Record Type: Non-Journal
Publication Date: 1976-May
Pages: 18
Abstractor: N/A
Reference Count: N/A
ISBN: N/A
ISSN: N/A
How to Survive in the Open-Space School. Ocassional Paper No. 10.
Roper, Susan Stavert; Nolan, Robert R.
Open space schools will lead to coordination by teachers in more exciting ventures in education, such as joint teaching, individualized instruction, and crossgrouping of students. "Open space schools," denotes a type or architectural design and not an instructional program. Many teachers, though, are frustrated by open space and are inadequately prepared to function in the new architectural environment. Teachers successful in open space schools have stressed that their key strategy is coordination. Their suggestions have been organized into five basic categories to help teachers survive in an open space atmosphere. First, it is easier to enforce a few basic rules rather than numerous detailed ones. Rules and standards are most effective when they are organized into school-wide and individual pod rules. Secondly, careful consideration must be given to the patterns of student movement in the open space school. Again, agreeing on student movement patterns must be done both on a school-wide basis and within each pod. Thirdly, it is essential that teachers working within the same pod take every precaution to minimize distracting noise. Fourthly, teachers in a pod must jointly plan where to locate furniture, equipment and supplies, and should agree on decorations for their open areas. Lastly, it is essential to inform parents about open space as early and thoroughly as possible.

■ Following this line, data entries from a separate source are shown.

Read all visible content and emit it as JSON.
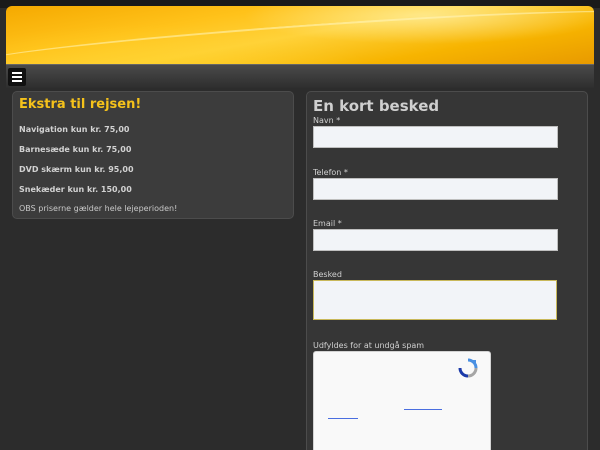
{
  "menu": {
    "icon": "hamburger-menu-icon"
  },
  "extras": {
    "title": "Ekstra til rejsen!",
    "items": [
      "Navigation kun kr. 75,00",
      "Barnesæde kun kr. 75,00",
      "DVD skærm kun kr. 95,00",
      "Snekæder kun kr. 150,00"
    ],
    "note": "OBS priserne gælder hele lejeperioden!"
  },
  "form": {
    "title": "En kort besked",
    "fields": {
      "name_label": "Navn *",
      "phone_label": "Telefon *",
      "email_label": "Email *",
      "message_label": "Besked",
      "spam_label": "Udfyldes for at undgå spam"
    },
    "values": {
      "name": "",
      "phone": "",
      "email": "",
      "message": ""
    }
  },
  "colors": {
    "accent": "#f5c21b",
    "background": "#2c2c2c",
    "panel": "#3a3a3a"
  },
  "recaptcha": {
    "icon": "recaptcha-icon"
  }
}
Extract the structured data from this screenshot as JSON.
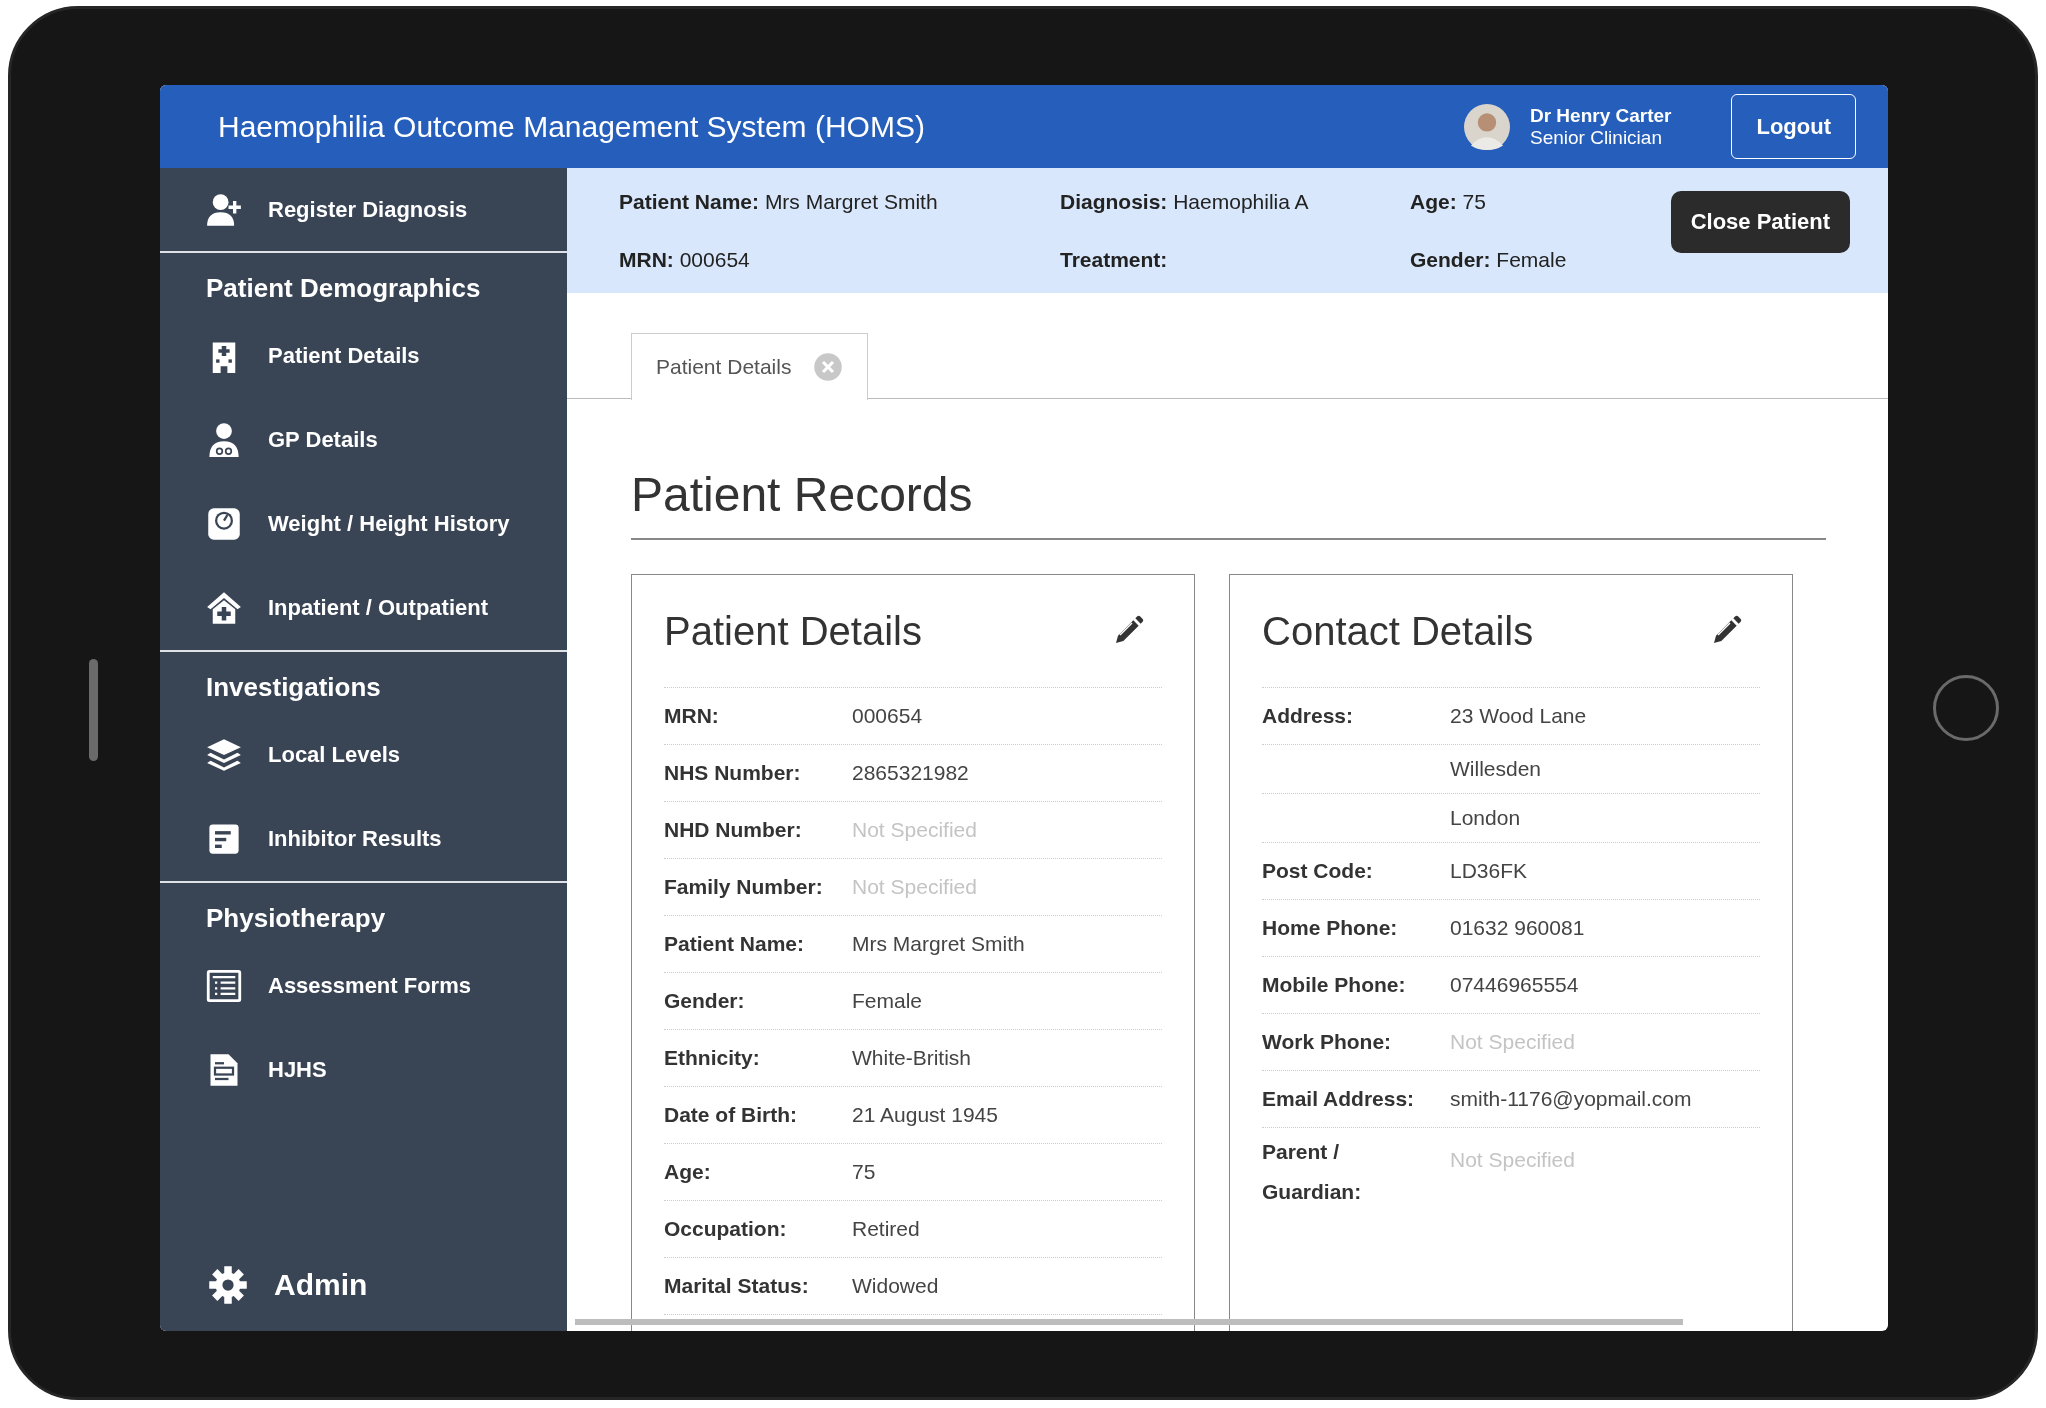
{
  "header": {
    "title": "Haemophilia Outcome Management System (HOMS)",
    "user_name": "Dr Henry Carter",
    "user_role": "Senior Clinician",
    "logout": "Logout"
  },
  "sidebar": {
    "items": [
      {
        "kind": "item",
        "label": "Register Diagnosis"
      },
      {
        "kind": "section",
        "label": "Patient Demographics"
      },
      {
        "kind": "item",
        "label": "Patient Details"
      },
      {
        "kind": "item",
        "label": "GP Details"
      },
      {
        "kind": "item",
        "label": "Weight / Height History"
      },
      {
        "kind": "item",
        "label": "Inpatient / Outpatient"
      },
      {
        "kind": "section",
        "label": "Investigations"
      },
      {
        "kind": "item",
        "label": "Local Levels"
      },
      {
        "kind": "item",
        "label": "Inhibitor Results"
      },
      {
        "kind": "section",
        "label": "Physiotherapy"
      },
      {
        "kind": "item",
        "label": "Assessment Forms"
      },
      {
        "kind": "item",
        "label": "HJHS"
      }
    ],
    "admin": "Admin"
  },
  "patient_bar": {
    "fields": [
      {
        "label": "Patient Name:",
        "value": "Mrs Margret Smith"
      },
      {
        "label": "Diagnosis:",
        "value": "Haemophilia A"
      },
      {
        "label": "Age:",
        "value": "75"
      },
      {
        "label": "MRN:",
        "value": "000654"
      },
      {
        "label": "Treatment:"
      },
      {
        "label": "Gender:",
        "value": "Female"
      }
    ],
    "close_button": "Close Patient"
  },
  "tabs": [
    {
      "label": "Patient Details",
      "selected": true
    }
  ],
  "page_title": "Patient Records",
  "cards": [
    {
      "title": "Patient Details",
      "rows": [
        {
          "label": "MRN:",
          "value": "000654",
          "muted": false
        },
        {
          "label": "NHS Number:",
          "value": "2865321982",
          "muted": false
        },
        {
          "label": "NHD Number:",
          "value": "Not Specified",
          "muted": true
        },
        {
          "label": "Family Number:",
          "value": "Not Specified",
          "muted": true
        },
        {
          "label": "Patient Name:",
          "value": "Mrs Margret Smith",
          "muted": false
        },
        {
          "label": "Gender:",
          "value": "Female",
          "muted": false
        },
        {
          "label": "Ethnicity:",
          "value": "White-British",
          "muted": false
        },
        {
          "label": "Date of Birth:",
          "value": "21 August 1945",
          "muted": false
        },
        {
          "label": "Age:",
          "value": "75",
          "muted": false
        },
        {
          "label": "Occupation:",
          "value": "Retired",
          "muted": false
        },
        {
          "label": "Marital Status:",
          "value": "Widowed",
          "muted": false
        }
      ]
    },
    {
      "title": "Contact Details",
      "rows": [
        {
          "label": "Address:",
          "value": "23 Wood Lane",
          "muted": false
        },
        {
          "value": "Willesden",
          "muted": false
        },
        {
          "value": "London",
          "muted": false
        },
        {
          "label": "Post Code:",
          "value": "LD36FK",
          "muted": false
        },
        {
          "label": "Home Phone:",
          "value": "01632 960081",
          "muted": false
        },
        {
          "label": "Mobile Phone:",
          "value": "07446965554",
          "muted": false
        },
        {
          "label": "Work Phone:",
          "value": "Not Specified",
          "muted": true
        },
        {
          "label": "Email Address:",
          "value": "smith-1176@yopmail.com",
          "muted": false
        },
        {
          "label": "Parent / Guardian:",
          "value": "Not Specified",
          "muted": true
        }
      ]
    }
  ]
}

Successful coordination in these areas will not only allow teachers to survive in open spaces but will lead to more coordination in implementing new programs. (SK)
Publication Type: Guides - General
Education Level: N/A
Audience: N/A
Language: N/A
Sponsor: Office of Education (DHEW), Washington, DC. Teacher Corps.; National Inst. of Education (DHEW), Washington, DC.
Authoring Institution: Stanford Univ., CA. Stanford Center for Research and Development in Teaching.
Identifiers - Location: California (San Jose)